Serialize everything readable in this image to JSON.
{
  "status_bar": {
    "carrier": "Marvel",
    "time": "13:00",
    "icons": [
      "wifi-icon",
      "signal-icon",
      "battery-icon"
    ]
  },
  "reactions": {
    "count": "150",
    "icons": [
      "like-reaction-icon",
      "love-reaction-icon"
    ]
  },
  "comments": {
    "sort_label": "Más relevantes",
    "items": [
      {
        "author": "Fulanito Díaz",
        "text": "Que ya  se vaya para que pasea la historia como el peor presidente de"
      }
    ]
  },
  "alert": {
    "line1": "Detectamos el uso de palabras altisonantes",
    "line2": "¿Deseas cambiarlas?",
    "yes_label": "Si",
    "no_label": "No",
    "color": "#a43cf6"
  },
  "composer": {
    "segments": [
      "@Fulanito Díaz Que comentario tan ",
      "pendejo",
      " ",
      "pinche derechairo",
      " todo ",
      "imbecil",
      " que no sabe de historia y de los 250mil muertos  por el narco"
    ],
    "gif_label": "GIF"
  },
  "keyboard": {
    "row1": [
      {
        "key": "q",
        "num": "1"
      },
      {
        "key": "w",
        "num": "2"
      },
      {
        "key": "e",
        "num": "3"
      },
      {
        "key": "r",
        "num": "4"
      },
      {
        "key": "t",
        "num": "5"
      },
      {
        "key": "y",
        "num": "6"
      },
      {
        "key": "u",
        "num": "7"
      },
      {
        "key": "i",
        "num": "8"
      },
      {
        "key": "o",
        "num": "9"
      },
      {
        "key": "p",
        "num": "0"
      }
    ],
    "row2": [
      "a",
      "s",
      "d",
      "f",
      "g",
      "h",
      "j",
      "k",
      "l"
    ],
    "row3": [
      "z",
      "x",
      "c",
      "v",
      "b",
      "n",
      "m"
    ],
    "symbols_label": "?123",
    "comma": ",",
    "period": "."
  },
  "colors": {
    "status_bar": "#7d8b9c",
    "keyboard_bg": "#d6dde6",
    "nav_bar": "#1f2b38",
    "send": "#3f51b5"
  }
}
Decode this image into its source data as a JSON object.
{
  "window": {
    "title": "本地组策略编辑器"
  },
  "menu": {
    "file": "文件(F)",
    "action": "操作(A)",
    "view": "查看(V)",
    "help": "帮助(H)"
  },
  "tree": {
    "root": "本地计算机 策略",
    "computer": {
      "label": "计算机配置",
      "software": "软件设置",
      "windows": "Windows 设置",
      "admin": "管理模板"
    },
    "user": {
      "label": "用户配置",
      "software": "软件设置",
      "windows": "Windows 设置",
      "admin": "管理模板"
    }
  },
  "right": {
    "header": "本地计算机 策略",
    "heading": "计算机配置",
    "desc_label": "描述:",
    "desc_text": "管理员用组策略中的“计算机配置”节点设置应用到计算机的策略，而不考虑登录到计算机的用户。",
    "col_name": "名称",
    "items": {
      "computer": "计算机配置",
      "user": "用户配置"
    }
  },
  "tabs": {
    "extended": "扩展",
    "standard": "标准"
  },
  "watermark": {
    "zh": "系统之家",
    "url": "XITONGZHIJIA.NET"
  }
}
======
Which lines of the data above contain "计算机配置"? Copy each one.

      "label": "计算机配置",
    "heading": "计算机配置",
    "desc_text": "管理员用组策略中的“计算机配置”节点设置应用到计算机的策略，而不考虑登录到计算机的用户。",
      "computer": "计算机配置",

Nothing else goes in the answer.